If you suffer a codeine overdose, it is recommended that you seek emergency medical help. Often, this type of overdose with be treated using medications that effectively block the receptors found in the brain's pleasure center. However, you need to ensure that the intervention is quick so that you prevent yourself from suffering brain damage, coma, or death as a result of oxygen deprivation.
Codeine Withdrawal Symptoms
If you have developed tolerance to codeine, you may suffer some withdrawal symptoms when you stop using the drug. This will happen because your body and brain would experience changes as they try adjusting to the presence of codeine in their system. As a result, they may not be able to function normally unless you abuse the drug.

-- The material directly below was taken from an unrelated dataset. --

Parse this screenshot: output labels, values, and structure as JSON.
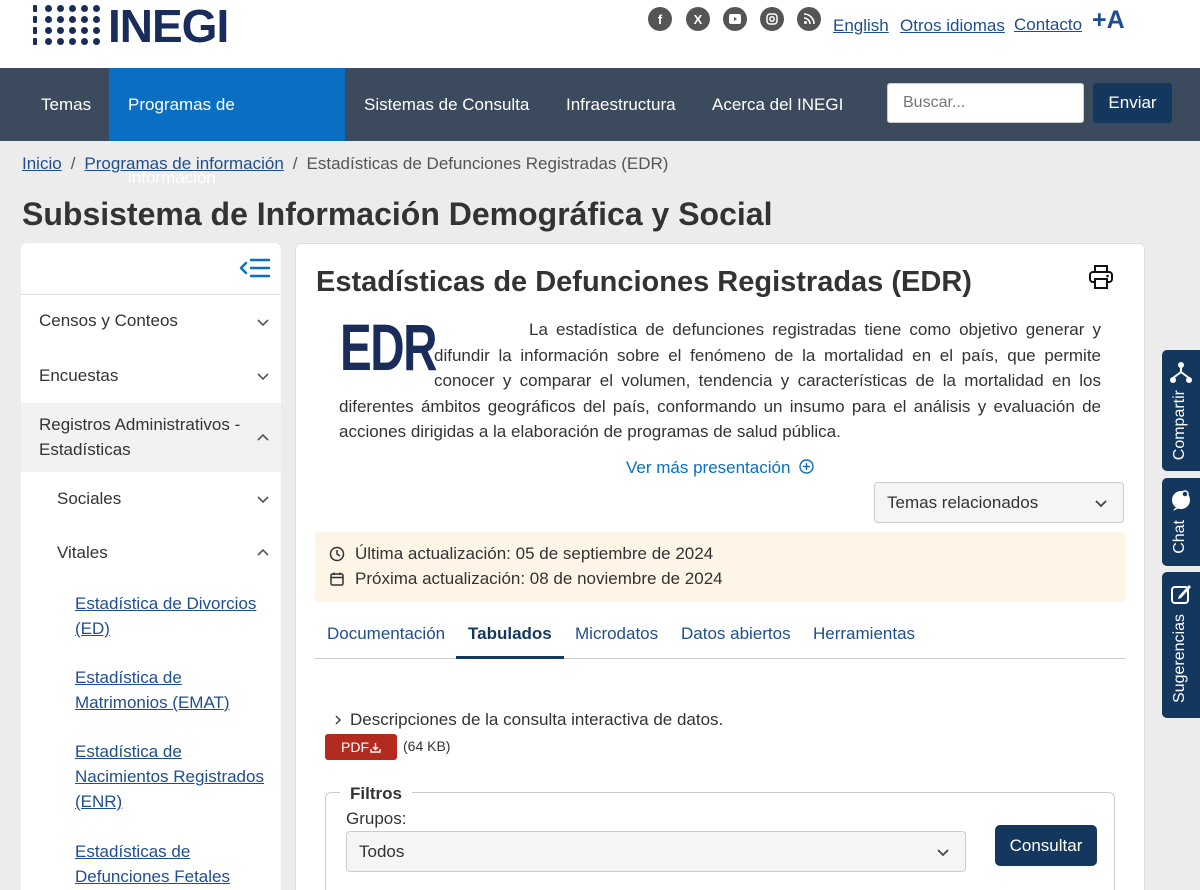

Some of these withdrawal symptoms include:
- Difficulty falling asleep
- Enlarged pupils
- Fast heartbeat
- Loss of appetite
- Muscle aches
- Muscle pains
- Runny nose
- Stomach cramps
- Teary eyes
- Trouble sleeping
- Watery eyes
- Weight loss
In many cases, these symptoms will be similar to what you would experience if you were suffering from a bad case of the flu. However, if you have been abusing codeine in the long term - and in heavy doses - there is a high risk that you could experience adverse withdrawal symptoms that will only improve with medical assistance.
Without such assistance, you could relapse back to codeine taking. This is because your body and brain will compel you to continue using the drug - if only to alleviate your adverse withdrawal symptoms.
Overall, most of these symptoms are reversals of the side effects of codeine. For example, using the drug can cause constipation. While undergoing withdrawal, however, you may suffer diarrhea. Similarly, codeine tends to cause sleepiness while withdrawal could lead to trouble sleeping.
The Best Options for Codeine Addiction Treatment
If you have a codeine prescription, you should never abuse it. Codeine abuse involves using the drug in higher doses, longer, or more frequently than your doctor advised when they wrote you a prescription. Taking this drug longer than you are supposed to could also cause you to become dependent on its effects.
Once you have developed dependence, you will only be able to stop using codeine after going through a proper addiction treatment and rehabilitation program. This is because your body and brain will no longer be able to function normally unless you abuse the drug. - Further, abruptly stopping your drug taking could lead to the development of withdrawal symptoms - some of which could prove to be severe.
There are several options for codeine addiction treatment that you need to consider. Inpatient drug rehab, for instance, would be ideal if you have a severe opioid use disorder that has been ongoing for a long time, or if you have also been diagnosed with a co-occurring mental health or medical disorder like anxiety and depression.
Outpatient treatment, on the other hand, is recommended if your codeine abuse and addiction is relatively new or mild, and it has not been happen long enough for you to require inpatient drug rehab.
Irrespective of the reasons why you abuse codeine, you need to seek professional addiction treatment and rehabilitation services as soon as you realize that you have a drug problem linked to this medication.